Some Malaysian opposition politicians and others have raised the possibility of targeting the prime minister and his United Malays National Organisation-dominated government either through a confidence vote or via the budget due to be tabled on Friday. But the opposition is deeply divided and there are no public signs yet that a campaign led by Mahathir Mohamad, the influential former Umno prime minister, to oust Mr Najib has provoked a wider revolt among either the party's MPs or its powerful regional heads. Police have opened a defamation investigation against Mr Mahathir, it emerged on Thursday.

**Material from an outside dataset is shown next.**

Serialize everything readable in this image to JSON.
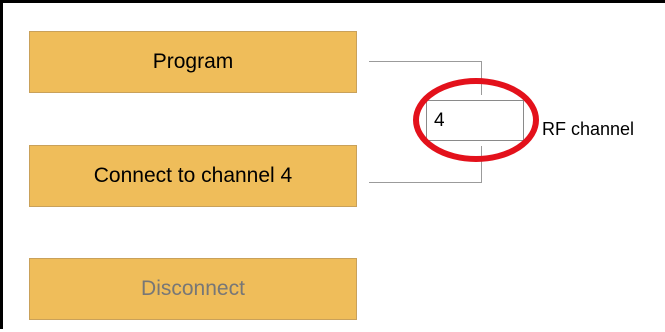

Mr Kanda said he would "be lying" if he said he had appreciated the full impact of the politics and investigations swirling round 1MDB when he joined the fund in January. But he said 1MDB was making good progress towards generating the cash it needed to pay debt interest and capital, including by selling more than Rm1bn of land and via an imminent deal to offload part or all of energy assets it bought for about $2.7bn.